After a while Bathunda heard Tharlee speaking with someone. They stood at the doorway. He understood that Tharlee had invited a man to the house. The man entered the house with his cycle. The moment they reached the yard he got the man by his voice. He was none but Sonaram. Villagers knew that Sonaram had illegal business of timber. By unlawfully selling timber to his city clients he made a huge wealth. For his wrongs he did not repent. With that money he had bought food and drinks that would last for years. Often he came here to drink homemade liquor. He drank, shouted and then went away. In this area he had relations with many families.

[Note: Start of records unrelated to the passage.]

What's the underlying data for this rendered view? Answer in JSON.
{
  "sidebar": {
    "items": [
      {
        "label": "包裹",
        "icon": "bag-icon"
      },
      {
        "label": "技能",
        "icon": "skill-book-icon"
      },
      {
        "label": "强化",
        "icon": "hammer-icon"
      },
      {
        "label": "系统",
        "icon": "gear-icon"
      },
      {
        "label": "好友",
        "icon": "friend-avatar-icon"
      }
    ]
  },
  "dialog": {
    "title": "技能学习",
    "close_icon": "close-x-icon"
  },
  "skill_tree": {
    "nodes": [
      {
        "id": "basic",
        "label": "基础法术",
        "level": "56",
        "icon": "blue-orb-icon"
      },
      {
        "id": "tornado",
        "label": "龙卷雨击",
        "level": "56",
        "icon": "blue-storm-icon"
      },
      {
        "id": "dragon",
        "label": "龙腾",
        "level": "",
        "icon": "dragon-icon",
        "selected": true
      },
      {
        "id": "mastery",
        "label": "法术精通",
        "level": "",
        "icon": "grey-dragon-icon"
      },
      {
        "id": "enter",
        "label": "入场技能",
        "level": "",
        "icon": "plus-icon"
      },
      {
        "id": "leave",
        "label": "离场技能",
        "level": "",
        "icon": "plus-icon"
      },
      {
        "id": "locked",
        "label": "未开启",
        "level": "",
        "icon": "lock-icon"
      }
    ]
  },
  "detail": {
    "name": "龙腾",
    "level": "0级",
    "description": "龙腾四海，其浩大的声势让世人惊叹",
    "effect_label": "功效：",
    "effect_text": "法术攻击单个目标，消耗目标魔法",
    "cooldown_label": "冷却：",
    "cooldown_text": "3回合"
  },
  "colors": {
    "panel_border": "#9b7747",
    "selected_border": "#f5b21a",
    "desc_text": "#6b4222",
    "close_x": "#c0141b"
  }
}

One day Tharlee was alone in the house. Sonaram took this advantage. He came and asked Tharlee for liquor. Tharlee denied him and Sonaram in rage flung a hundred rupee note on her and asked her to sleep with him. Tharlee in protest burst into rage, crumpled the note, and threw it on his face. When her father and mother returned home and heard their girl’s bravery, they kissed her from head to toe.
But today Tharlee herself invited Sonaram . Bathunda on his bed was perspiring in apprehension of something ominous. He had no strength to rise from bed. From yesterday he was a broken man, a heap of bones.
Bathunda heard Sonaram speaking in low voice, “It seems nobody is in the house.”
Tharlee nodded confirmed, “You may say that. We have no furniture. Come and take rest on my bed rather.”
Bathunda thought that Sonaram kept the cycle reclining on the back wall of the house and followed Tharlee and entered directly into the room. Tharlee meekly said, “We have no tea, no betel leaf or nut. How can we grace you?”
“No, no, nothing is needed. Tell me now why have you asked me to come to your house.”
“Nothing particular,” cleared Tharlee. “Have your anger been assuaged or not?” Tharlee looked soft and subdued.
“No, no. Why shall I stay enraged? Being intoxicated I have created a scene that day. Let that pass. I don’t want to remember it. You rather deserve thanks for not divulging my words. Because…”
“No, dada, that day I have not understood the value of life. So I made a mockery of you. Today I understood that purity of body and mind hardly matters when one starves. You have given me a hundred rupee note. I have returned that. Today you may give me a hundred rupee note. I won’t return it. If you desire you may come daily and keep your notes here.”
Bathunda heard Tharlee’s voice getting slowly choked. He heard sobs of her daughter too. Covering his face he wanted to be blended with the bed. He felt that a great fire was engulfing him. He beat his breast and wanted to shout, “Let it be burnt, let the house be entirely burnt.”
(*this story is translated into English by me from Sujit Sarkar’s Bengali translation of Hareswar Basumatari’s Bodo shortstory”Upay”. It is taken from Bengali translation of selected Bodo short stories, Bodo Galpa Sankalan, Trans. ed. by Subrata Mukhapadhya, 2012)